Predicting how this chicken game will end – a contest that has already proven so unpredictable – seems to raise the possibility of getting a face full of eggs. To allow for a long discussion, here’s an educated guess as to the outcome: If markets continue to be depressed, the Twitter car will hit the proverbial brakes first and the board will renegotiate. The company simply has more to lose than Musk in the lengthy process of bringing a Delaware judge into the process.

Two other points that support this conclusion. A few weeks ago, Musk rebalanced the funding he needs for his offering, removing a risky margin loan from the package of over $45 billion in equity and debt. As a rule, you do not tinker with changing financing conditions that you do not intend to need. Then there’s the simple, proven fact that most fine-print M&A disputes almost always end with the two parties negotiating and consummating the transaction. Ask any attorney (or several) and they can generally only come up with an example or two that runs the length of the legal system. Coincidentally, in the most recent example from 2018, a court allowed German healthcare company Fresenius to back down from its purchase of Akorn, a generic drug maker, even though the magnitude of Akorn’s problems appears to be drastically greater than even the most hyped-up figure via bots on Twitter.

But Fresenius-Akorn is the exception. Most of the time, things generally end up the way LVMH did when it bought Tiffany & Co. The two luxury companies sued each other in 2020 after LVMH tried to scupper a deal to buy Tiffany, citing the pandemic’s impact on the jeweller’s business. In the end, they settled out of court after Tiffany agreed to a slightly reduced price of less than 3%.

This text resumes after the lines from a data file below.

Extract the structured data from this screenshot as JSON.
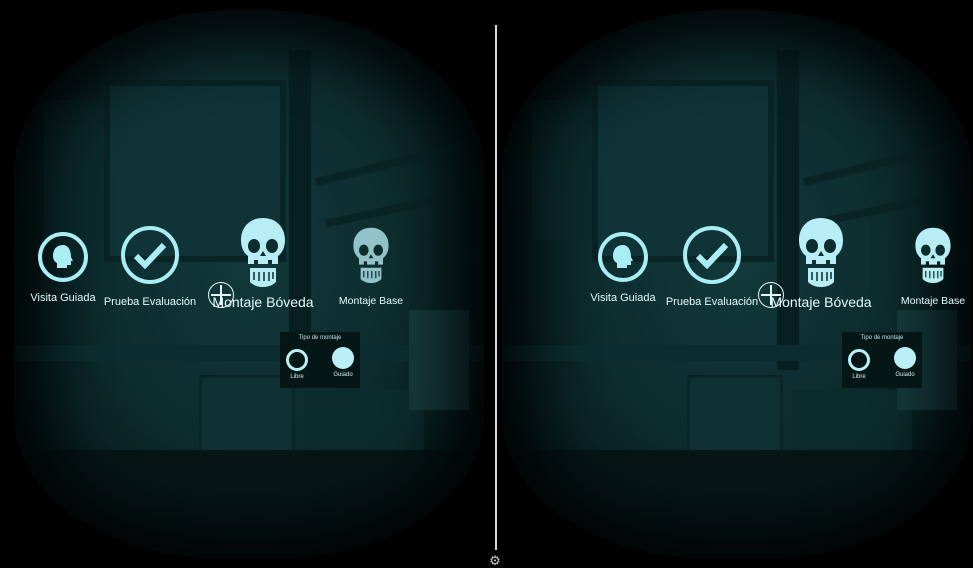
{
  "menu": {
    "items": [
      {
        "label": "Visita Guiada",
        "icon": "skull-side-icon"
      },
      {
        "label": "Prueba Evaluación",
        "icon": "checkmark-icon"
      },
      {
        "label": "Montaje Bóveda",
        "icon": "skull-front-icon"
      },
      {
        "label": "Montaje Base",
        "icon": "skull-front-icon"
      }
    ]
  },
  "tipo_montaje": {
    "title": "Tipo de montaje",
    "options": [
      {
        "label": "Libre",
        "selected": false
      },
      {
        "label": "Guiado",
        "selected": true
      }
    ]
  },
  "colors": {
    "accent": "#a9eef5",
    "background": "#0d2c2e"
  },
  "settings_icon": "gear-icon"
}
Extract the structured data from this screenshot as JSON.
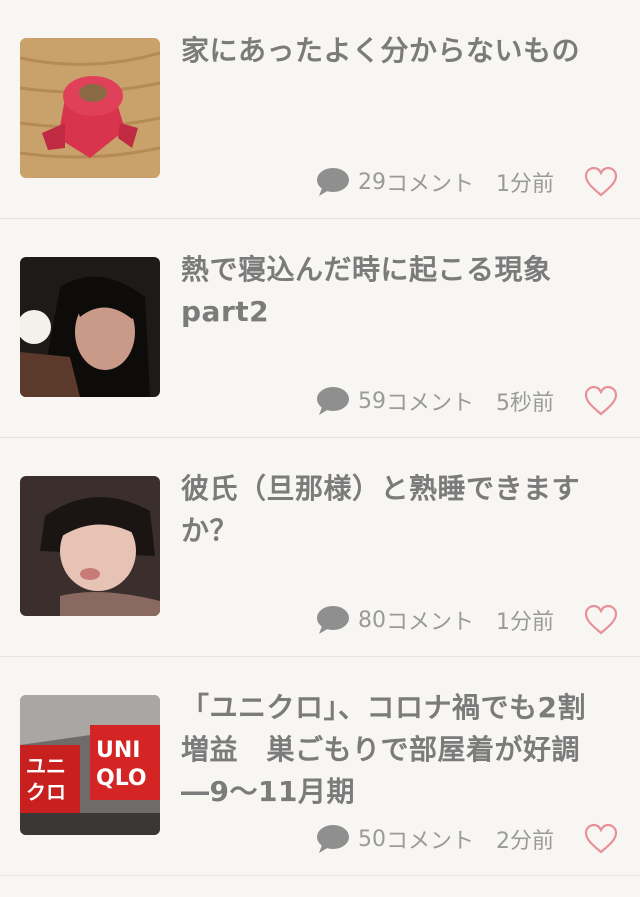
{
  "items": [
    {
      "title": "家にあったよく分からないもの",
      "comments": "29",
      "comment_label": "コメント",
      "time": "1分前",
      "thumb": "red-plastic-nut-photo"
    },
    {
      "title": "熱で寝込んだ時に起こる現象part2",
      "comments": "59",
      "comment_label": "コメント",
      "time": "5秒前",
      "thumb": "sleeping-person-photo"
    },
    {
      "title": "彼氏（旦那様）と熟睡できますか？",
      "comments": "80",
      "comment_label": "コメント",
      "time": "1分前",
      "thumb": "sleeping-person-photo"
    },
    {
      "title": "「ユニクロ」、コロナ禍でも2割増益　巣ごもりで部屋着が好調―9～11月期",
      "comments": "50",
      "comment_label": "コメント",
      "time": "2分前",
      "thumb": "uniqlo-sign-photo"
    }
  ],
  "thumb_texts": {
    "uniqlo_left": "ユニ",
    "uniqlo_left2": "クロ",
    "uniqlo_right": "UNI",
    "uniqlo_right2": "QLO"
  },
  "colors": {
    "background": "#f8f6f2",
    "heart": "#e8909a",
    "text": "#7b7b7b",
    "meta": "#9a9a9a"
  },
  "icons": [
    "comment-bubble-icon",
    "heart-outline-icon"
  ]
}
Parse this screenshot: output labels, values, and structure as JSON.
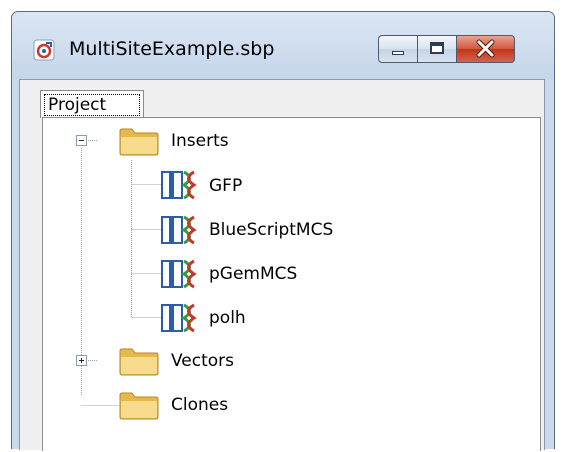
{
  "window": {
    "title": "MultiSiteExample.sbp",
    "minimize_icon": "minimize-icon",
    "maximize_icon": "maximize-icon",
    "close_icon": "close-x-icon"
  },
  "tabs": [
    {
      "label": "Project",
      "selected": true
    }
  ],
  "tree": [
    {
      "label": "Inserts",
      "icon": "folder-icon",
      "expanded": true,
      "children": [
        {
          "label": "GFP",
          "icon": "dna-sequence-icon"
        },
        {
          "label": "BlueScriptMCS",
          "icon": "dna-sequence-icon"
        },
        {
          "label": "pGemMCS",
          "icon": "dna-sequence-icon"
        },
        {
          "label": "polh",
          "icon": "dna-sequence-icon"
        }
      ]
    },
    {
      "label": "Vectors",
      "icon": "folder-icon",
      "expanded": false
    },
    {
      "label": "Clones",
      "icon": "folder-icon"
    }
  ],
  "colors": {
    "titlebar": "#c5d6ea",
    "close_button": "#c03618",
    "folder": "#f5d27a",
    "dna_blue": "#2b5ea8",
    "dna_green": "#3a9b3a",
    "dna_red": "#c0392b"
  }
}
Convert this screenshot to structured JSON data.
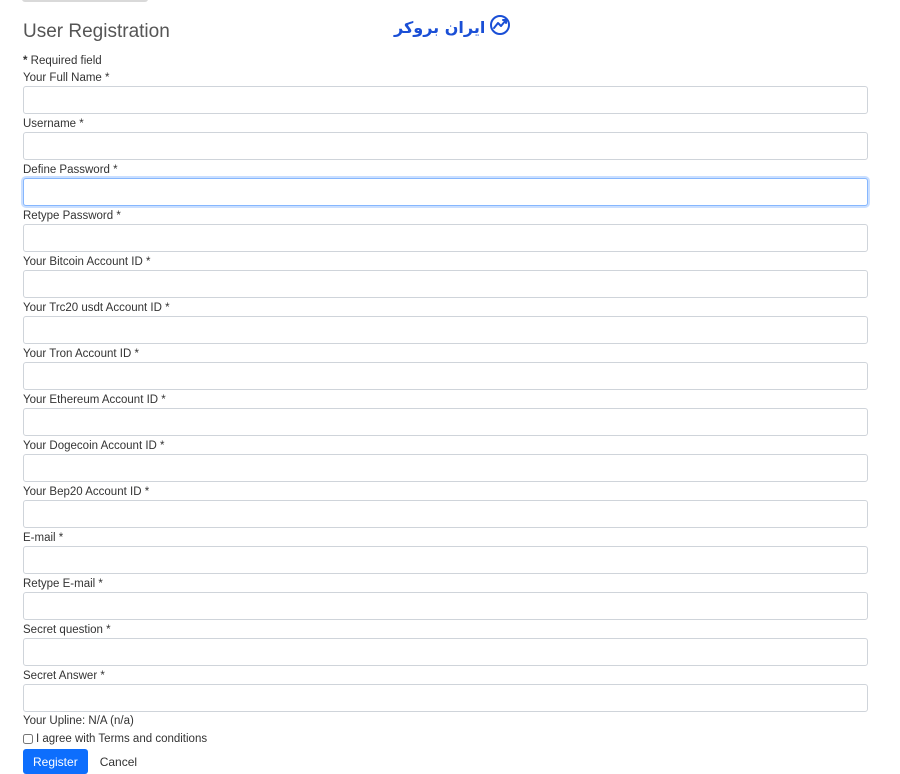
{
  "header": {
    "title": "User Registration",
    "logo_text": "ایران بروکر",
    "logo_icon": "trend-chart-icon",
    "brand_color": "#1a4fd6"
  },
  "required_note": {
    "marker": "*",
    "text": " Required field"
  },
  "fields": [
    {
      "label": "Your Full Name *",
      "value": ""
    },
    {
      "label": "Username *",
      "value": ""
    },
    {
      "label": "Define Password *",
      "value": "",
      "focused": true
    },
    {
      "label": "Retype Password *",
      "value": ""
    },
    {
      "label": "Your Bitcoin Account ID *",
      "value": ""
    },
    {
      "label": "Your Trc20 usdt Account ID *",
      "value": ""
    },
    {
      "label": "Your Tron Account ID *",
      "value": ""
    },
    {
      "label": "Your Ethereum Account ID *",
      "value": ""
    },
    {
      "label": "Your Dogecoin Account ID *",
      "value": ""
    },
    {
      "label": "Your Bep20 Account ID *",
      "value": ""
    },
    {
      "label": "E-mail *",
      "value": ""
    },
    {
      "label": "Retype E-mail *",
      "value": ""
    },
    {
      "label": "Secret question *",
      "value": ""
    },
    {
      "label": "Secret Answer *",
      "value": ""
    }
  ],
  "upline": "Your Upline: N/A (n/a)",
  "agree": {
    "label": "I agree with Terms and conditions",
    "checked": false
  },
  "actions": {
    "register_label": "Register",
    "cancel_label": "Cancel",
    "primary_color": "#0d6efd"
  }
}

“If you want a discount on something, don’t say, ‘I want a discount,'” says Andrew Verstein, co-director of UCLA’s Lowell Milken Institute for Business Law and Policy. “You just need an excuse for a salesman to go up to his constituents and say, ‘Look, this guy negotiated hard and he pointed out some issues and we were ready to strike a new deal.'”

Leave a Reply

Your email address will not be published.